The Wolf Wilder’ by Katherine Rundell  

Katherine Rundell visited the school in which I worked shortly after her first book, ‘Rooftoppers’ was published. It was a sensation, as was she. Young, educated, articulate and convincing- she had her audience compelled by her energy and ambition.

The book deserved its acclaim. It was something fresh, daring and different. Yet despite being in that audience, loving her debut and her delivery, I felt reluctant to dive into her magic anew with her latest title, ‘The Wolf Wilder.’ I thought, ‘Can she really be that good?’

Yes, reader, she can. I think what Katherine Rundell can do, which is so rare for any author, whether writing for children or adults, is create something different every time. ‘The Wolf Wilder’ is unlike anything I have read. There is a ‘sniff’ of Philip Pullman’s Lyra, but Feo, Rundell’s main character, is unschooled, unsophisticated, almost fauve-savant.

The story is set in pre-revolutionary Russia. The setting is used to explain and exacerbate the turmoil bubbling from St Petersburg to the rural communities that threaten Feo’s way of life.

I loved the characters, full of impulsivity, passion and rage, the wintry backdrop, the history and zoology. I loved the way there is no compromise in the story’s delivery. We learn the harsh realities of poverty, cold, cruelty and superstition. We bear the full brunt of Feo’s and Ilya’s harsh location and lives.

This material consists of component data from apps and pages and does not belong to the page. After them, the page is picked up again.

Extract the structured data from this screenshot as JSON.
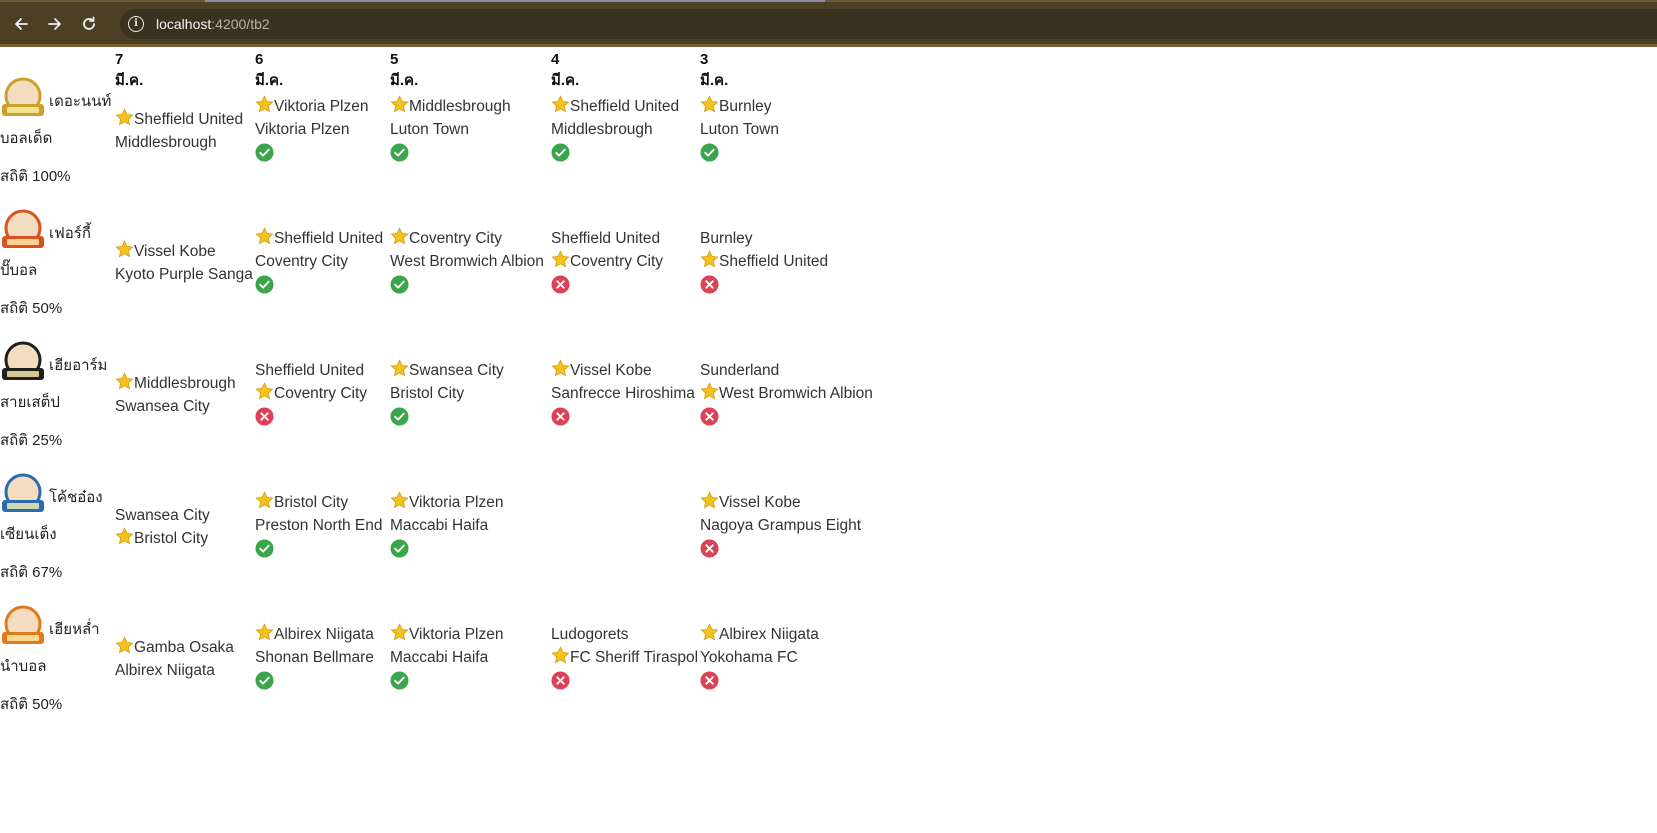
{
  "browser": {
    "url_host": "localhost",
    "url_path": ":4200/tb2"
  },
  "dates": [
    "7 มี.ค.",
    "6 มี.ค.",
    "5 มี.ค.",
    "4 มี.ค.",
    "3 มี.ค."
  ],
  "users": [
    {
      "name": "เดอะนนท์",
      "sub": "บอลเด็ด",
      "stat": "สถิติ 100%",
      "avatar_color": "#c9a227",
      "picks": [
        {
          "home": "Sheffield United",
          "away": "Middlesbrough",
          "star": "home",
          "result": null
        },
        {
          "home": "Viktoria Plzen",
          "away": "Viktoria Plzen",
          "star": "home",
          "result": "win"
        },
        {
          "home": "Middlesbrough",
          "away": "Luton Town",
          "star": "home",
          "result": "win"
        },
        {
          "home": "Sheffield United",
          "away": "Middlesbrough",
          "star": "home",
          "result": "win"
        },
        {
          "home": "Burnley",
          "away": "Luton Town",
          "star": "home",
          "result": "win"
        }
      ]
    },
    {
      "name": "เฟอร์กี้",
      "sub": "ปั๊บอล",
      "stat": "สถิติ 50%",
      "avatar_color": "#d9531e",
      "picks": [
        {
          "home": "Vissel Kobe",
          "away": "Kyoto Purple Sanga",
          "star": "home",
          "result": null
        },
        {
          "home": "Sheffield United",
          "away": "Coventry City",
          "star": "home",
          "result": "win"
        },
        {
          "home": "Coventry City",
          "away": "West Bromwich Albion",
          "star": "home",
          "result": "win"
        },
        {
          "home": "Sheffield United",
          "away": "Coventry City",
          "star": "away",
          "result": "lose"
        },
        {
          "home": "Burnley",
          "away": "Sheffield United",
          "star": "away",
          "result": "lose"
        }
      ]
    },
    {
      "name": "เฮียอาร์ม",
      "sub": "สายเสต็ป",
      "stat": "สถิติ 25%",
      "avatar_color": "#1f1f1f",
      "picks": [
        {
          "home": "Middlesbrough",
          "away": "Swansea City",
          "star": "home",
          "result": null
        },
        {
          "home": "Sheffield United",
          "away": "Coventry City",
          "star": "away",
          "result": "lose"
        },
        {
          "home": "Swansea City",
          "away": "Bristol City",
          "star": "home",
          "result": "win"
        },
        {
          "home": "Vissel Kobe",
          "away": "Sanfrecce Hiroshima",
          "star": "home",
          "result": "lose"
        },
        {
          "home": "Sunderland",
          "away": "West Bromwich Albion",
          "star": "away",
          "result": "lose"
        }
      ]
    },
    {
      "name": "โค้ชอ๋อง",
      "sub": "เซียนเต็ง",
      "stat": "สถิติ 67%",
      "avatar_color": "#2b6cb0",
      "picks": [
        {
          "home": "Swansea City",
          "away": "Bristol City",
          "star": "away",
          "result": null
        },
        {
          "home": "Bristol City",
          "away": "Preston North End",
          "star": "home",
          "result": "win"
        },
        {
          "home": "Viktoria Plzen",
          "away": "Maccabi Haifa",
          "star": "home",
          "result": "win"
        },
        null,
        {
          "home": "Vissel Kobe",
          "away": "Nagoya Grampus Eight",
          "star": "home",
          "result": "lose"
        }
      ]
    },
    {
      "name": "เฮียหล่ำ",
      "sub": "นำบอล",
      "stat": "สถิติ 50%",
      "avatar_color": "#e07b1a",
      "picks": [
        {
          "home": "Gamba Osaka",
          "away": "Albirex Niigata",
          "star": "home",
          "result": null
        },
        {
          "home": "Albirex Niigata",
          "away": "Shonan Bellmare",
          "star": "home",
          "result": "win"
        },
        {
          "home": "Viktoria Plzen",
          "away": "Maccabi Haifa",
          "star": "home",
          "result": "win"
        },
        {
          "home": "Ludogorets",
          "away": "FC Sheriff Tiraspol",
          "star": "away",
          "result": "lose"
        },
        {
          "home": "Albirex Niigata",
          "away": "Yokohama FC",
          "star": "home",
          "result": "lose"
        }
      ]
    }
  ],
  "colors": {
    "win": "#3aa54a",
    "lose": "#dc4256",
    "star": "#f4c21a"
  },
  "icons": {
    "star": "star-icon",
    "win": "check-circle-icon",
    "lose": "x-circle-icon"
  }
}
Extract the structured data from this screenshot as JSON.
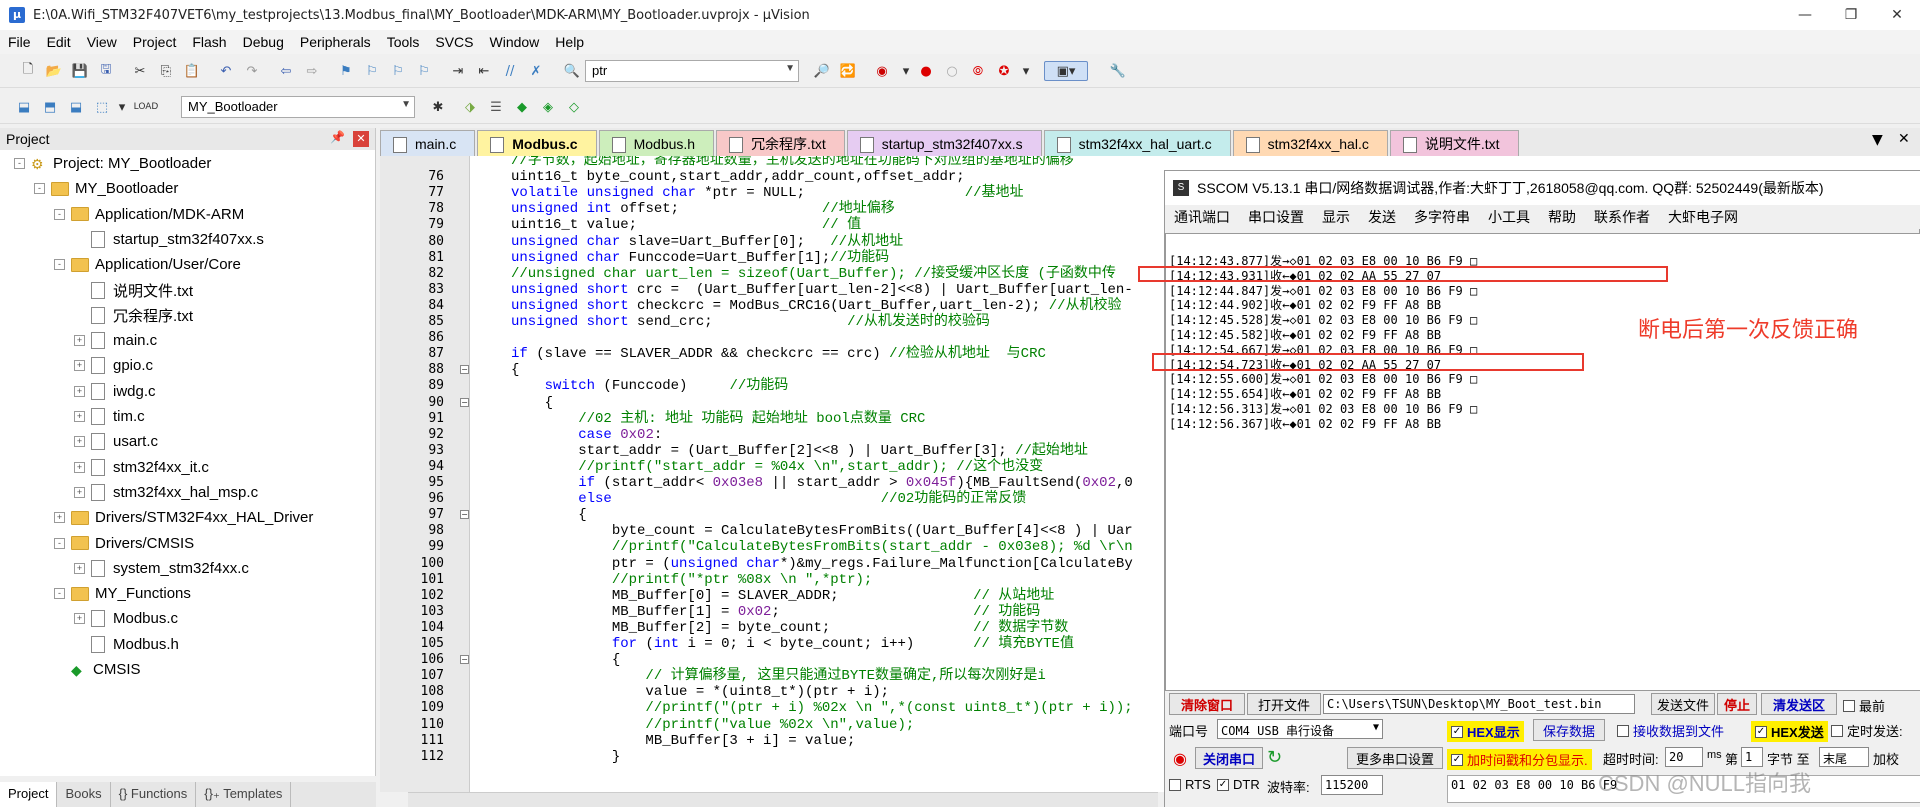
{
  "window": {
    "title": "E:\\0A.Wifi_STM32F407VET6\\my_testprojects\\13.Modbus_final\\MY_Bootloader\\MDK-ARM\\MY_Bootloader.uvprojx - µVision"
  },
  "menu": [
    "File",
    "Edit",
    "View",
    "Project",
    "Flash",
    "Debug",
    "Peripherals",
    "Tools",
    "SVCS",
    "Window",
    "Help"
  ],
  "toolbar": {
    "find_text": "ptr",
    "target": "MY_Bootloader"
  },
  "project": {
    "title": "Project",
    "tree": [
      {
        "label": "Project: MY_Bootloader",
        "level": 0,
        "kind": "root",
        "exp": "-"
      },
      {
        "label": "MY_Bootloader",
        "level": 1,
        "kind": "folder",
        "exp": "-"
      },
      {
        "label": "Application/MDK-ARM",
        "level": 2,
        "kind": "folder",
        "exp": "-"
      },
      {
        "label": "startup_stm32f407xx.s",
        "level": 3,
        "kind": "file",
        "exp": ""
      },
      {
        "label": "Application/User/Core",
        "level": 2,
        "kind": "folder",
        "exp": "-"
      },
      {
        "label": "说明文件.txt",
        "level": 3,
        "kind": "file",
        "exp": ""
      },
      {
        "label": "冗余程序.txt",
        "level": 3,
        "kind": "file",
        "exp": ""
      },
      {
        "label": "main.c",
        "level": 3,
        "kind": "file",
        "exp": "+"
      },
      {
        "label": "gpio.c",
        "level": 3,
        "kind": "file",
        "exp": "+"
      },
      {
        "label": "iwdg.c",
        "level": 3,
        "kind": "file",
        "exp": "+"
      },
      {
        "label": "tim.c",
        "level": 3,
        "kind": "file",
        "exp": "+"
      },
      {
        "label": "usart.c",
        "level": 3,
        "kind": "file",
        "exp": "+"
      },
      {
        "label": "stm32f4xx_it.c",
        "level": 3,
        "kind": "file",
        "exp": "+"
      },
      {
        "label": "stm32f4xx_hal_msp.c",
        "level": 3,
        "kind": "file",
        "exp": "+"
      },
      {
        "label": "Drivers/STM32F4xx_HAL_Driver",
        "level": 2,
        "kind": "folder",
        "exp": "+"
      },
      {
        "label": "Drivers/CMSIS",
        "level": 2,
        "kind": "folder",
        "exp": "-"
      },
      {
        "label": "system_stm32f4xx.c",
        "level": 3,
        "kind": "file",
        "exp": "+"
      },
      {
        "label": "MY_Functions",
        "level": 2,
        "kind": "folder",
        "exp": "-"
      },
      {
        "label": "Modbus.c",
        "level": 3,
        "kind": "file",
        "exp": "+"
      },
      {
        "label": "Modbus.h",
        "level": 3,
        "kind": "file",
        "exp": ""
      },
      {
        "label": "CMSIS",
        "level": 2,
        "kind": "diamond",
        "exp": ""
      }
    ],
    "bottom_tabs": [
      "Project",
      "Books",
      "{} Functions",
      "{}₊ Templates"
    ]
  },
  "tabs": [
    {
      "label": "main.c",
      "color": "#d8e4f4",
      "active": false
    },
    {
      "label": "Modbus.c",
      "color": "#fff3a0",
      "active": true
    },
    {
      "label": "Modbus.h",
      "color": "#cdeebc",
      "active": false
    },
    {
      "label": "冗余程序.txt",
      "color": "#f8c8c8",
      "active": false
    },
    {
      "label": "startup_stm32f407xx.s",
      "color": "#e6ccf2",
      "active": false
    },
    {
      "label": "stm32f4xx_hal_uart.c",
      "color": "#c4ecec",
      "active": false
    },
    {
      "label": "stm32f4xx_hal.c",
      "color": "#ffd9b3",
      "active": false
    },
    {
      "label": "说明文件.txt",
      "color": "#f2c4dc",
      "active": false
    }
  ],
  "code_lines": [
    {
      "n": "",
      "t": "//字节数，起始地址，寄存器地址数量，主机发送的地址在功能码下对应组的基地址的偏移"
    },
    {
      "n": "76",
      "t": "uint16_t byte_count,start_addr,addr_count,offset_addr;"
    },
    {
      "n": "77",
      "t": "volatile unsigned char *ptr = NULL;                   //基地址"
    },
    {
      "n": "78",
      "t": "unsigned int offset;                 //地址偏移"
    },
    {
      "n": "79",
      "t": "uint16_t value;                      // 值"
    },
    {
      "n": "80",
      "t": "unsigned char slave=Uart_Buffer[0];   //从机地址"
    },
    {
      "n": "81",
      "t": "unsigned char Funccode=Uart_Buffer[1];//功能码"
    },
    {
      "n": "82",
      "t": "//unsigned char uart_len = sizeof(Uart_Buffer); //接受缓冲区长度 (子函数中传"
    },
    {
      "n": "83",
      "t": "unsigned short crc =  (Uart_Buffer[uart_len-2]<<8) | Uart_Buffer[uart_len-"
    },
    {
      "n": "84",
      "t": "unsigned short checkcrc = ModBus_CRC16(Uart_Buffer,uart_len-2); //从机校验"
    },
    {
      "n": "85",
      "t": "unsigned short send_crc;                //从机发送时的校验码"
    },
    {
      "n": "86",
      "t": ""
    },
    {
      "n": "87",
      "t": "if (slave == SLAVER_ADDR && checkcrc == crc) //检验从机地址  与CRC"
    },
    {
      "n": "88",
      "t": "{"
    },
    {
      "n": "89",
      "t": "    switch (Funccode)     //功能码"
    },
    {
      "n": "90",
      "t": "    {"
    },
    {
      "n": "91",
      "t": "        //02 主机: 地址 功能码 起始地址 bool点数量 CRC"
    },
    {
      "n": "92",
      "t": "        case 0x02:"
    },
    {
      "n": "93",
      "t": "        start_addr = (Uart_Buffer[2]<<8 ) | Uart_Buffer[3]; //起始地址"
    },
    {
      "n": "94",
      "t": "        //printf(\"start_addr = %04x \\n\",start_addr); //这个也没变"
    },
    {
      "n": "95",
      "t": "        if (start_addr< 0x03e8 || start_addr > 0x045f){MB_FaultSend(0x02,0"
    },
    {
      "n": "96",
      "t": "        else                                //02功能码的正常反馈"
    },
    {
      "n": "97",
      "t": "        {"
    },
    {
      "n": "98",
      "t": "            byte_count = CalculateBytesFromBits((Uart_Buffer[4]<<8 ) | Uar"
    },
    {
      "n": "99",
      "t": "            //printf(\"CalculateBytesFromBits(start_addr - 0x03e8); %d \\r\\n"
    },
    {
      "n": "100",
      "t": "            ptr = (unsigned char*)&my_regs.Failure_Malfunction[CalculateBy"
    },
    {
      "n": "101",
      "t": "            //printf(\"*ptr %08x \\n \",*ptr);"
    },
    {
      "n": "102",
      "t": "            MB_Buffer[0] = SLAVER_ADDR;                // 从站地址"
    },
    {
      "n": "103",
      "t": "            MB_Buffer[1] = 0x02;                       // 功能码"
    },
    {
      "n": "104",
      "t": "            MB_Buffer[2] = byte_count;                 // 数据字节数"
    },
    {
      "n": "105",
      "t": "            for (int i = 0; i < byte_count; i++)       // 填充BYTE值"
    },
    {
      "n": "106",
      "t": "            {"
    },
    {
      "n": "107",
      "t": "                // 计算偏移量, 这里只能通过BYTE数量确定,所以每次刚好是i"
    },
    {
      "n": "108",
      "t": "                value = *(uint8_t*)(ptr + i);"
    },
    {
      "n": "109",
      "t": "                //printf(\"(ptr + i) %02x \\n \",*(const uint8_t*)(ptr + i));"
    },
    {
      "n": "110",
      "t": "                //printf(\"value %02x \\n\",value);"
    },
    {
      "n": "111",
      "t": "                MB_Buffer[3 + i] = value;"
    },
    {
      "n": "112",
      "t": "            }"
    }
  ],
  "sscom": {
    "title": "SSCOM V5.13.1 串口/网络数据调试器,作者:大虾丁丁,2618058@qq.com. QQ群: 52502449(最新版本)",
    "menu": [
      "通讯端口",
      "串口设置",
      "显示",
      "发送",
      "多字符串",
      "小工具",
      "帮助",
      "联系作者",
      "大虾电子网"
    ],
    "log": [
      "[14:12:43.877]发→◇01 02 03 E8 00 10 B6 F9 □",
      "[14:12:43.931]收←◆01 02 02 AA 55 27 07",
      "[14:12:44.847]发→◇01 02 03 E8 00 10 B6 F9 □",
      "[14:12:44.902]收←◆01 02 02 F9 FF A8 BB",
      "[14:12:45.528]发→◇01 02 03 E8 00 10 B6 F9 □",
      "[14:12:45.582]收←◆01 02 02 F9 FF A8 BB",
      "[14:12:54.667]发→◇01 02 03 E8 00 10 B6 F9 □",
      "[14:12:54.723]收←◆01 02 02 AA 55 27 07",
      "[14:12:55.600]发→◇01 02 03 E8 00 10 B6 F9 □",
      "[14:12:55.654]收←◆01 02 02 F9 FF A8 BB",
      "[14:12:56.313]发→◇01 02 03 E8 00 10 B6 F9 □",
      "[14:12:56.367]收←◆01 02 02 F9 FF A8 BB"
    ],
    "clear_btn": "清除窗口",
    "open_file_btn": "打开文件",
    "file_path": "C:\\Users\\TSUN\\Desktop\\MY_Boot_test.bin",
    "send_file_btn": "发送文件",
    "stop_btn": "停止",
    "clear_send_btn": "清发送区",
    "last_cb": "最前",
    "port_label": "端口号",
    "port_value": "COM4 USB 串行设备",
    "hex_display": "HEX显示",
    "save_data": "保存数据",
    "recv_to_file": "接收数据到文件",
    "hex_send": "HEX发送",
    "timed_send": "定时发送:",
    "close_port": "关闭串口",
    "more_settings": "更多串口设置",
    "timestamp": "加时间戳和分包显示.",
    "timeout_label": "超时时间:",
    "timeout_value": "20",
    "timeout_unit": "ms",
    "page_label": "第",
    "page_value": "1",
    "byte_label": "字节 至",
    "end_label": "末尾",
    "add_label": "加校",
    "rts": "RTS",
    "dtr": "DTR",
    "baud_label": "波特率:",
    "baud_value": "115200",
    "send_data": "01 02 03 E8 00 10 B6 F9"
  },
  "annotation": "断电后第一次反馈正确",
  "watermark": "CSDN @NULL指向我",
  "colors": {
    "keyword": "#0000ff",
    "comment": "#008000",
    "number": "#7d1e99",
    "annotation": "#ee3b2a"
  }
}
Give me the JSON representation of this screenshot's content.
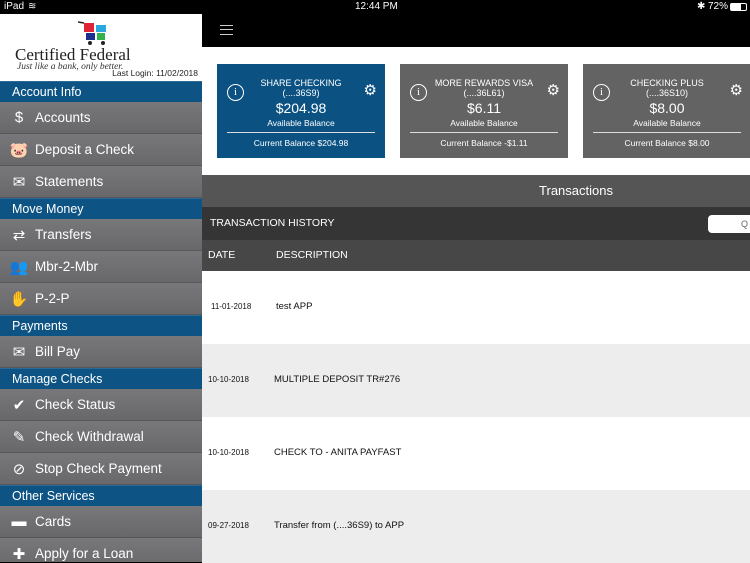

’The Wolf Wilder’ is a triumph. This one, dear Jake, is in your birthday parcel.